-- EXERCISE GOAL --
Would you go through the records below and copy each line with the string "Murdoch"?

◆ ◆ ◆ ◆ ◆

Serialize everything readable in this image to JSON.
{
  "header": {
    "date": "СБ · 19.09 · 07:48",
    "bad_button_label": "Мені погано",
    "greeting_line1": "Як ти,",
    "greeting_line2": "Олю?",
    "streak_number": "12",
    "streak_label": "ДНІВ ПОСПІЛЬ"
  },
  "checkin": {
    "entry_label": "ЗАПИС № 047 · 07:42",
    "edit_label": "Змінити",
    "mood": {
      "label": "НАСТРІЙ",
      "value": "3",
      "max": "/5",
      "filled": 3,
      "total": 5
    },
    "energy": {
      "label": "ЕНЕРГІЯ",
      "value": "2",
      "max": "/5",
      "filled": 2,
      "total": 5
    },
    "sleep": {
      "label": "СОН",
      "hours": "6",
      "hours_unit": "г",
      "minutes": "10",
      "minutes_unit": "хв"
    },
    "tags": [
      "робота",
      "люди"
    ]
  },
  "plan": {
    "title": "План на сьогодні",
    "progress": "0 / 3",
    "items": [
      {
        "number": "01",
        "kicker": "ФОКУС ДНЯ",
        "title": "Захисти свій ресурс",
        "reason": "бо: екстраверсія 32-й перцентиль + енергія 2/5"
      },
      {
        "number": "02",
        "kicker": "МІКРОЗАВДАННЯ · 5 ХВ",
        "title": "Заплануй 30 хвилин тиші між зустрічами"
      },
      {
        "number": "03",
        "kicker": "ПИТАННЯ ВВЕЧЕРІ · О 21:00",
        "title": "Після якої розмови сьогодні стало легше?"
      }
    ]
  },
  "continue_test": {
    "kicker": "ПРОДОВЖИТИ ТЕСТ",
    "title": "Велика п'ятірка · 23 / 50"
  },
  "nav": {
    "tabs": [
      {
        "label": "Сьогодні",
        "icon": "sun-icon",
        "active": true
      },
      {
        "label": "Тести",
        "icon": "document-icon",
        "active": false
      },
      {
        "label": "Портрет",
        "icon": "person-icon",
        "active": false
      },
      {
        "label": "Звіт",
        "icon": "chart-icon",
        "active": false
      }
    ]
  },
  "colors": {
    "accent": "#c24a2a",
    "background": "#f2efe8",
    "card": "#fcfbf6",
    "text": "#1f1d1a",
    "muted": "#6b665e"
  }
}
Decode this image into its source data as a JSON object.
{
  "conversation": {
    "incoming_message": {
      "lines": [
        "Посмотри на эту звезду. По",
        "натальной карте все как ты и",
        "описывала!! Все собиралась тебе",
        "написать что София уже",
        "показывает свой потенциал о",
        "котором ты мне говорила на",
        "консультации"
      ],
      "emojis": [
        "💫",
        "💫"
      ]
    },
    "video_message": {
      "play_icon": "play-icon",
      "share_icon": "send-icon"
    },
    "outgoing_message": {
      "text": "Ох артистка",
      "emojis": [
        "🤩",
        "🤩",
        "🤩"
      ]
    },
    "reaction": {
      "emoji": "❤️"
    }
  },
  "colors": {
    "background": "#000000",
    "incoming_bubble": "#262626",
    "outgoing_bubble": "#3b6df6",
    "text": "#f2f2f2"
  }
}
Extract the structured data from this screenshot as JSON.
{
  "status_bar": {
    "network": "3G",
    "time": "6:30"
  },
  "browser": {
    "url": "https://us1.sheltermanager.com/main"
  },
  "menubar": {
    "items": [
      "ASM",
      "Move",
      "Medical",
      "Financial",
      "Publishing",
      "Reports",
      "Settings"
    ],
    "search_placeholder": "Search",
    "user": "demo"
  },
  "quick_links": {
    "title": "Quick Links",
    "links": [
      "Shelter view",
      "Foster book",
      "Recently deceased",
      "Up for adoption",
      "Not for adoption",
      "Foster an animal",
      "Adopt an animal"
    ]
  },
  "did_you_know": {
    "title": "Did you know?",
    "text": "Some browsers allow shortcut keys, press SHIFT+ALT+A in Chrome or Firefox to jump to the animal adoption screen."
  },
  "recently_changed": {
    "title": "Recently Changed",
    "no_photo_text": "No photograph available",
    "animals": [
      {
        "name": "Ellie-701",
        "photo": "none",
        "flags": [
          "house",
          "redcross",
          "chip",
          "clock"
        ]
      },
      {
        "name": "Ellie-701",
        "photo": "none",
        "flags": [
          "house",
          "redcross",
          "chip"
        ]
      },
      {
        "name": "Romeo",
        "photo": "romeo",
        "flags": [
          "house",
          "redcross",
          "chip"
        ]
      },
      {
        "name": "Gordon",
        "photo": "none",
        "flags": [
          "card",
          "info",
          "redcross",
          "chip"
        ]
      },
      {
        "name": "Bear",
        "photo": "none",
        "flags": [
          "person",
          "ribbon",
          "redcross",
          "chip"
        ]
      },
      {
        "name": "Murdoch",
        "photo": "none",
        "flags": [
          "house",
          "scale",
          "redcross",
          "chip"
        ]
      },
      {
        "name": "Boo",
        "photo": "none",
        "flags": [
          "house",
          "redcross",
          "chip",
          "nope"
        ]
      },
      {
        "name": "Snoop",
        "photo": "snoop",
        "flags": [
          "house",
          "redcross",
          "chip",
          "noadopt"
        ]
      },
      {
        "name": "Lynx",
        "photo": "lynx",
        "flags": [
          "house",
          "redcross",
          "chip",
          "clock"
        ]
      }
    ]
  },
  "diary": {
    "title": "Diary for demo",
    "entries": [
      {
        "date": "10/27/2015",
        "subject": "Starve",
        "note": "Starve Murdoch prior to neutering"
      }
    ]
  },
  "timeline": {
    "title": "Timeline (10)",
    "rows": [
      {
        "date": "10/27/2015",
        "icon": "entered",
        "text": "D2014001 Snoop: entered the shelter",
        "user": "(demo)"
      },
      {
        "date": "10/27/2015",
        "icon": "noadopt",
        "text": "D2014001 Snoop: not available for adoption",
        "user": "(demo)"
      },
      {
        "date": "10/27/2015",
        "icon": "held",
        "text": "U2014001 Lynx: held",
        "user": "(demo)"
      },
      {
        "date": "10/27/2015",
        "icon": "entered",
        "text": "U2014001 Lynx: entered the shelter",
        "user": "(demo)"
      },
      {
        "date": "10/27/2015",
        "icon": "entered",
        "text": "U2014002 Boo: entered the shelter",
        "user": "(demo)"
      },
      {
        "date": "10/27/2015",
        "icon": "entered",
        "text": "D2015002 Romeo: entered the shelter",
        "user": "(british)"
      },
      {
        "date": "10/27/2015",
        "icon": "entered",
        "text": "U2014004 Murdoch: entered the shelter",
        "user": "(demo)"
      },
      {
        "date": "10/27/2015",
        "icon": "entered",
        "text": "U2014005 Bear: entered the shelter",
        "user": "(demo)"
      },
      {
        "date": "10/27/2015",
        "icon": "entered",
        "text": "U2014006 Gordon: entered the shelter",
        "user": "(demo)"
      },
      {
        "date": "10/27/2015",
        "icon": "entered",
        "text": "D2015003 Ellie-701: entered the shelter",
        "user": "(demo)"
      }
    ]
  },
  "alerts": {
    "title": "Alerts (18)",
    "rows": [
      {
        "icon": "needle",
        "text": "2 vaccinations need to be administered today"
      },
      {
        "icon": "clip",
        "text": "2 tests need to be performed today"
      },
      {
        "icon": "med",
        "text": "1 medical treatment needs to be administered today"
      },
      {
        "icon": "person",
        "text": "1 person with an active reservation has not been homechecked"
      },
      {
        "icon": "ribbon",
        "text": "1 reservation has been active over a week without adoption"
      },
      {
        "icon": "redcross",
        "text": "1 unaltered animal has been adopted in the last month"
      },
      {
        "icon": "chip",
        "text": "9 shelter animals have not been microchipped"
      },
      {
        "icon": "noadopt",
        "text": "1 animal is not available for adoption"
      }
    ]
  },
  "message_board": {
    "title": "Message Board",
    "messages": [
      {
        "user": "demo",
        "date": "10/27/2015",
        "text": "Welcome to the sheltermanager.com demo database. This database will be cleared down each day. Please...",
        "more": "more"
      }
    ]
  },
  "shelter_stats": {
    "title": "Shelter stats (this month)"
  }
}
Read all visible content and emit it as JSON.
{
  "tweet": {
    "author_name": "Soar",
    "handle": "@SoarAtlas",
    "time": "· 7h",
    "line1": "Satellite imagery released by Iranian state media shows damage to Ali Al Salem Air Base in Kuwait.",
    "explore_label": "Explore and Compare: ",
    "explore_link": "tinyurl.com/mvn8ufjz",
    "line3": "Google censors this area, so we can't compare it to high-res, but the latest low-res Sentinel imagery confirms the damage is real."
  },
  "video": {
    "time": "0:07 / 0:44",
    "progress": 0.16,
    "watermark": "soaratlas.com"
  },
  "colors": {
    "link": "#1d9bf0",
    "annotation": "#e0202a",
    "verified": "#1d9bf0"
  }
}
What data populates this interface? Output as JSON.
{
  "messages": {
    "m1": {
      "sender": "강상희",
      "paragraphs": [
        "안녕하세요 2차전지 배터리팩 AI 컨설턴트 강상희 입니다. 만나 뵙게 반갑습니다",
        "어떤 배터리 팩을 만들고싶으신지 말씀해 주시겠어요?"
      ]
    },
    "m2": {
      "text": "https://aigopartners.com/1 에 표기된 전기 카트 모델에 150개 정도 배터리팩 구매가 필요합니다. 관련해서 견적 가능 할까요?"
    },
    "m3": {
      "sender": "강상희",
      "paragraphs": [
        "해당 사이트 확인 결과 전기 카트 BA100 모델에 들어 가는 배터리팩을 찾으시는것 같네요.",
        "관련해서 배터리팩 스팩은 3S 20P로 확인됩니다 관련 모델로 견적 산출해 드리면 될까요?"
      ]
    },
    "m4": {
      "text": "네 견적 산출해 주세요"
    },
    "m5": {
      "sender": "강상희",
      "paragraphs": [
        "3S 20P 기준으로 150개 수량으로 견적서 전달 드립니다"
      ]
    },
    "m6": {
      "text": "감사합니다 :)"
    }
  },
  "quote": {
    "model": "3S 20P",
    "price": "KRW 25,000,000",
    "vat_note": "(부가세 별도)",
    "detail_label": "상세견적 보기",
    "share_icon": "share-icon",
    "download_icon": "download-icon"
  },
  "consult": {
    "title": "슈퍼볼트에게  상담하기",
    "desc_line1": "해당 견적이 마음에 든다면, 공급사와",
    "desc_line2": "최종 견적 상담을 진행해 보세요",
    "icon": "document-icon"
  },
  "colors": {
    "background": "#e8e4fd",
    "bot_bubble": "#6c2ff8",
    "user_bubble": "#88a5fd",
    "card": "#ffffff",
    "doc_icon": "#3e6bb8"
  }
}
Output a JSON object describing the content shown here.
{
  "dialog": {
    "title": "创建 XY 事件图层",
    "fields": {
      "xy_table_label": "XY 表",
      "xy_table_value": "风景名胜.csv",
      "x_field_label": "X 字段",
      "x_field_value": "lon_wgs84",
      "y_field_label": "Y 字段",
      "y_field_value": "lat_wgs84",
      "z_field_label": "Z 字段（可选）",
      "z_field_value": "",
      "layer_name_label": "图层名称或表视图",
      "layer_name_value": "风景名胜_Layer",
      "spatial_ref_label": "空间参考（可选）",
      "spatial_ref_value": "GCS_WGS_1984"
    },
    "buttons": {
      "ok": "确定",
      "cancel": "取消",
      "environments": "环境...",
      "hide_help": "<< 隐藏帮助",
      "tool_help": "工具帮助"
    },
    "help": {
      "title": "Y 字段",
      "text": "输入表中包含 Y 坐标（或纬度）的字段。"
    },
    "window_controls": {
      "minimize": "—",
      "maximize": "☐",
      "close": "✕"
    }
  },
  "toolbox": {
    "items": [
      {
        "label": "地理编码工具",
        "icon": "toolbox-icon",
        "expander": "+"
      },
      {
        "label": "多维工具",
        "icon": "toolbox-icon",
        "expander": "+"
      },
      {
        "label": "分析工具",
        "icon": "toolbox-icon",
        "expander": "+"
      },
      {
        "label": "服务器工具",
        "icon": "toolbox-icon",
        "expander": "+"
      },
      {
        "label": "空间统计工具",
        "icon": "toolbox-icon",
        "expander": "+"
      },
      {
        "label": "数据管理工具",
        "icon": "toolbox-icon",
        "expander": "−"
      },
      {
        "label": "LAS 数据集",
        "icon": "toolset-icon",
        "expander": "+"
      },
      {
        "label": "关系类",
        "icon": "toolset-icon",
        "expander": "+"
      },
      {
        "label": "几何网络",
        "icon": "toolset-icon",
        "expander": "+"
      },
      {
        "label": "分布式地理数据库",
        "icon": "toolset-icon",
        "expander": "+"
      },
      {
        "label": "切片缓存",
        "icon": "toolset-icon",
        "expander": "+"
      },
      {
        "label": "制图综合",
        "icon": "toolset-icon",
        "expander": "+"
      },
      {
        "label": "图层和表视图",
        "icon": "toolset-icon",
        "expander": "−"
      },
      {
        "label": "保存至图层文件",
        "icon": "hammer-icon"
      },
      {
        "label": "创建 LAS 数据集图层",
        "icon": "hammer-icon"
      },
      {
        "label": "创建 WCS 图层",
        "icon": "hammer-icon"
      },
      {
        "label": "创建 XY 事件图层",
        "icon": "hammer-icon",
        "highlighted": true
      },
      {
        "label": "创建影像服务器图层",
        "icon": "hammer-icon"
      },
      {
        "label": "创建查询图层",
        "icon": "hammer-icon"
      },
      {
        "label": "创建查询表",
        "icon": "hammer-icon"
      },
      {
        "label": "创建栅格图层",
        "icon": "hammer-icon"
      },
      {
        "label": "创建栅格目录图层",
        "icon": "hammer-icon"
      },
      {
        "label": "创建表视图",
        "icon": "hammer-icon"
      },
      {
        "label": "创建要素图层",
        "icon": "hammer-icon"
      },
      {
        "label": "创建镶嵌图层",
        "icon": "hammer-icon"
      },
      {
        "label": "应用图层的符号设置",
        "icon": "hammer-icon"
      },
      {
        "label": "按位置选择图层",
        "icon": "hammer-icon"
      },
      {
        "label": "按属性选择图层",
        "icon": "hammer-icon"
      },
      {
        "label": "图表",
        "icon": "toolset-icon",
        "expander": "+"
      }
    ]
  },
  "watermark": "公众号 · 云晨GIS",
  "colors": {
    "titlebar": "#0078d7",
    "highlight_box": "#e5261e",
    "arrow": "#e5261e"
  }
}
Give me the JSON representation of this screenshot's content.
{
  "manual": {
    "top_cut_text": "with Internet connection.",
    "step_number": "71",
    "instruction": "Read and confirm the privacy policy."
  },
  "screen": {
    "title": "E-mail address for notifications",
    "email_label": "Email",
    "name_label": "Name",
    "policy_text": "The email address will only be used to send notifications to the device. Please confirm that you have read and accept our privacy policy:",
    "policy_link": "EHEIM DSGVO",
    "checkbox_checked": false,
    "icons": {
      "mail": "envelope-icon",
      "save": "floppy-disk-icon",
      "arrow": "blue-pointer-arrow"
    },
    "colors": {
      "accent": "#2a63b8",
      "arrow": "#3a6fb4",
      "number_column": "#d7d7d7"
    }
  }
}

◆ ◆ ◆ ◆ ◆

-- TASK RESULT --
        "name": "Murdoch",
        "note": "Starve Murdoch prior to neutering"
        "text": "U2014004 Murdoch: entered the shelter",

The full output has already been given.